Task prompt:
Give back each line of the listing below that contains the string "label".

Provided material:
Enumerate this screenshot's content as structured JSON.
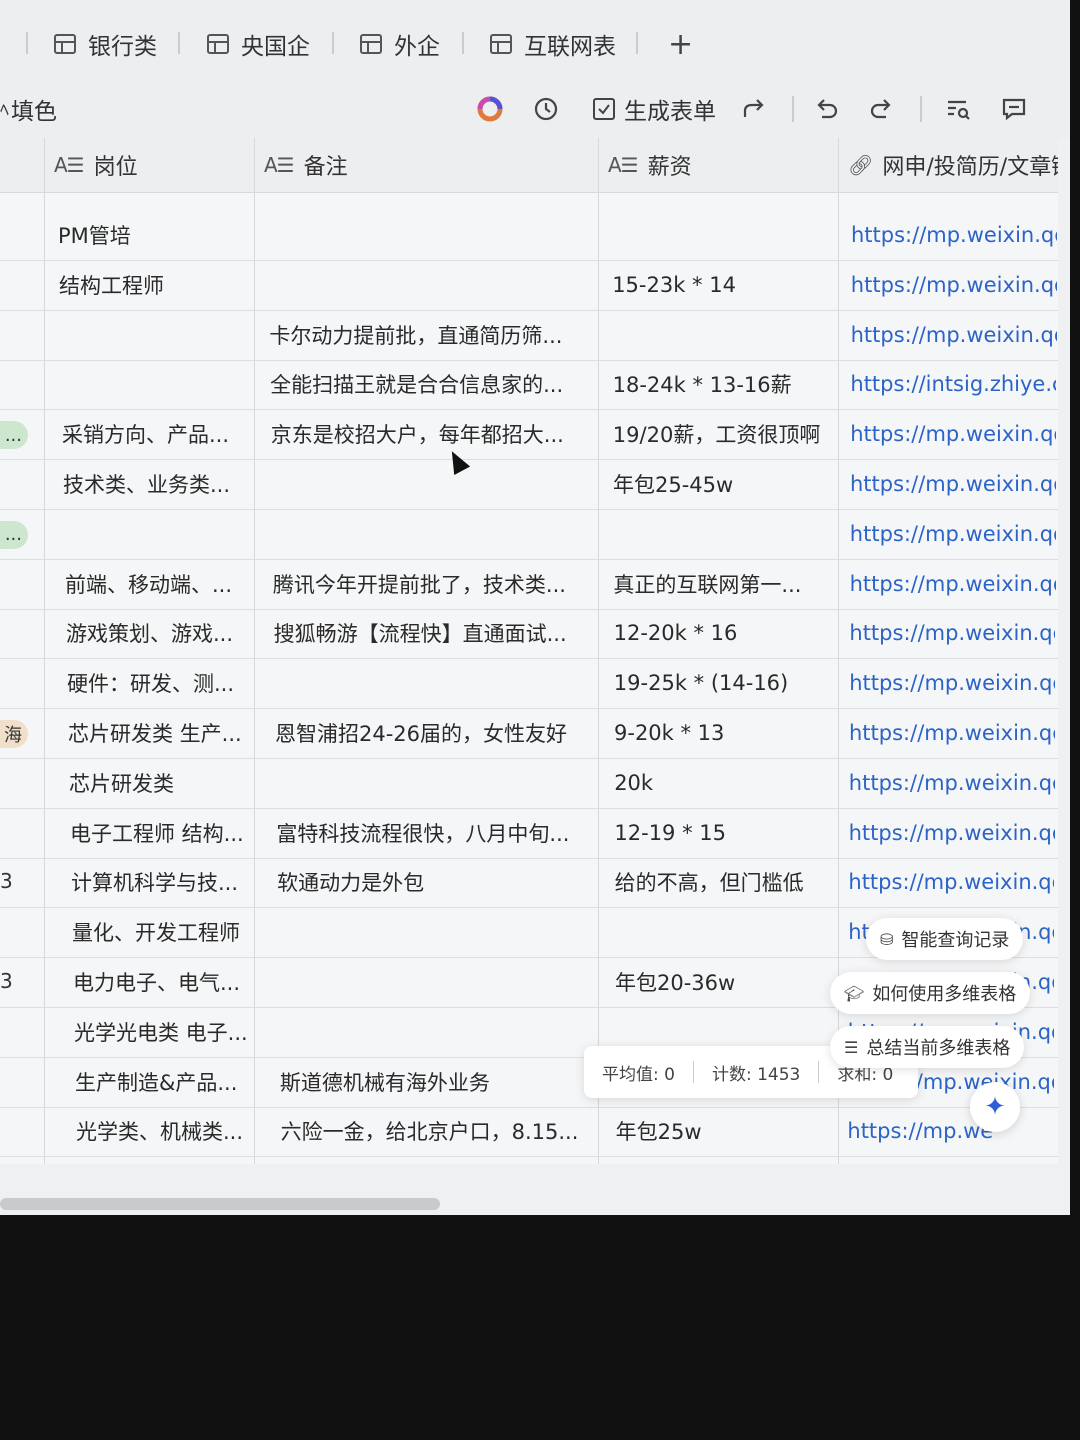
{
  "tabs": [
    {
      "label": "银行类"
    },
    {
      "label": "央国企"
    },
    {
      "label": "外企"
    },
    {
      "label": "互联网表"
    }
  ],
  "tab_add": "+",
  "toolbar": {
    "fill_color": "填色",
    "generate_form": "生成表单"
  },
  "columns": [
    "岗位",
    "备注",
    "薪资",
    "网申/投简历/文章链"
  ],
  "rows": [
    {
      "left": "",
      "position": "PM管培",
      "note": "",
      "salary": "",
      "link": "https://mp.weixin.qq."
    },
    {
      "left": "",
      "position": "结构工程师",
      "note": "",
      "salary": "15-23k * 14",
      "link": "https://mp.weixin.qq."
    },
    {
      "left": "",
      "position": "",
      "note": "卡尔动力提前批，直通简历筛...",
      "salary": "",
      "link": "https://mp.weixin.qq."
    },
    {
      "left": "",
      "position": "",
      "note": "全能扫描王就是合合信息家的...",
      "salary": "18-24k * 13-16薪",
      "link": "https://intsig.zhiye.c"
    },
    {
      "left": "...",
      "position": "采销方向、产品...",
      "note": "京东是校招大户，每年都招大...",
      "salary": "19/20薪，工资很顶啊",
      "link": "https://mp.weixin.qq."
    },
    {
      "left": "",
      "position": "技术类、业务类...",
      "note": "",
      "salary": "年包25-45w",
      "link": "https://mp.weixin.qq."
    },
    {
      "left": "...",
      "position": "",
      "note": "",
      "salary": "",
      "link": "https://mp.weixin.qq."
    },
    {
      "left": "",
      "position": "前端、移动端、...",
      "note": "腾讯今年开提前批了，技术类...",
      "salary": "真正的互联网第一...",
      "link": "https://mp.weixin.qq."
    },
    {
      "left": "",
      "position": "游戏策划、游戏...",
      "note": "搜狐畅游【流程快】直通面试...",
      "salary": "12-20k * 16",
      "link": "https://mp.weixin.qq."
    },
    {
      "left": "",
      "position": "硬件：研发、测...",
      "note": "",
      "salary": "19-25k * (14-16)",
      "link": "https://mp.weixin.qq."
    },
    {
      "left": "海",
      "position": "芯片研发类 生产...",
      "note": "恩智浦招24-26届的，女性友好",
      "salary": "9-20k * 13",
      "link": "https://mp.weixin.qq."
    },
    {
      "left": "",
      "position": "芯片研发类",
      "note": "",
      "salary": "20k",
      "link": "https://mp.weixin.qq."
    },
    {
      "left": "",
      "position": "电子工程师 结构...",
      "note": "富特科技流程很快，八月中旬...",
      "salary": "12-19 * 15",
      "link": "https://mp.weixin.qq."
    },
    {
      "left": "3",
      "position": "计算机科学与技...",
      "note": "软通动力是外包",
      "salary": "给的不高，但门槛低",
      "link": "https://mp.weixin.qq."
    },
    {
      "left": "",
      "position": "量化、开发工程师",
      "note": "",
      "salary": "",
      "link": "https://mp.weixin.qq."
    },
    {
      "left": "3",
      "position": "电力电子、电气...",
      "note": "",
      "salary": "年包20-36w",
      "link": "https://mp.weixin.qq."
    },
    {
      "left": "",
      "position": "光学光电类 电子...",
      "note": "",
      "salary": "",
      "link": "https://mp.weixin.qq."
    },
    {
      "left": "",
      "position": "生产制造&产品...",
      "note": "斯道德机械有海外业务",
      "salary": "",
      "link": "https://mp.weixin.qq."
    },
    {
      "left": "",
      "position": "光学类、机械类...",
      "note": "六险一金，给北京户口，8.15...",
      "salary": "年包25w",
      "link": "https://mp.we"
    }
  ],
  "stats": {
    "avg": "平均值: 0",
    "count": "计数: 1453",
    "sum": "求和: 0"
  },
  "ai_menu": [
    {
      "label": "智能查询记录"
    },
    {
      "label": "如何使用多维表格"
    },
    {
      "label": "总结当前多维表格"
    }
  ],
  "icons": {
    "table": "table-icon",
    "fab": "sparkle-icon"
  }
}
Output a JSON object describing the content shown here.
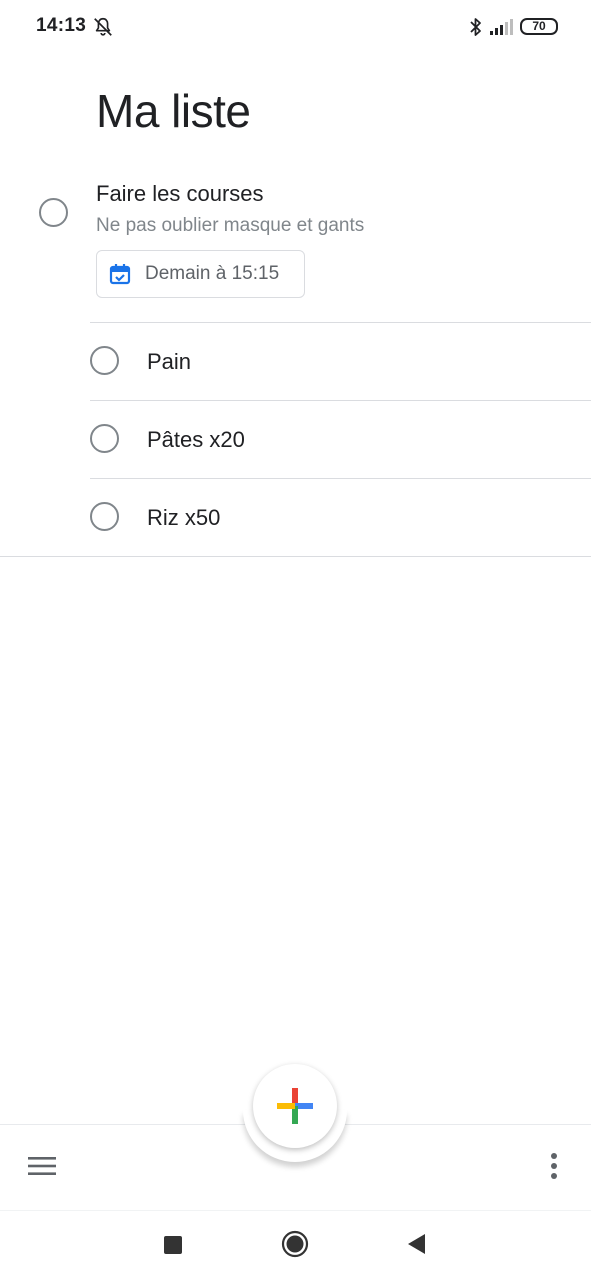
{
  "status_bar": {
    "time": "14:13",
    "battery": "70",
    "icons": [
      "bell-off-icon",
      "bluetooth-icon",
      "signal-icon",
      "battery-icon"
    ]
  },
  "list": {
    "title": "Ma liste"
  },
  "tasks": [
    {
      "title": "Faire les courses",
      "notes": "Ne pas oublier masque et gants",
      "due": "Demain à 15:15",
      "completed": false
    },
    {
      "title": "Pain",
      "completed": false
    },
    {
      "title": "Pâtes x20",
      "completed": false
    },
    {
      "title": "Riz x50",
      "completed": false
    }
  ],
  "bottom_bar": {
    "icons": [
      "menu-icon",
      "add-task-icon",
      "more-vert-icon"
    ]
  },
  "nav_bar": {
    "icons": [
      "recents-icon",
      "home-icon",
      "back-icon"
    ]
  },
  "colors": {
    "accent_blue": "#1a73e8",
    "plus_blue": "#4285f4",
    "plus_red": "#ea4335",
    "plus_yellow": "#fbbc05",
    "plus_green": "#34a853",
    "text_primary": "#202124",
    "text_secondary": "#80868b"
  }
}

Answer area:
      "label": "银行类"
      "label": "央国企"
      "label": "外企"
      "label": "互联网表"
      "label": "智能查询记录"
      "label": "如何使用多维表格"
      "label": "总结当前多维表格"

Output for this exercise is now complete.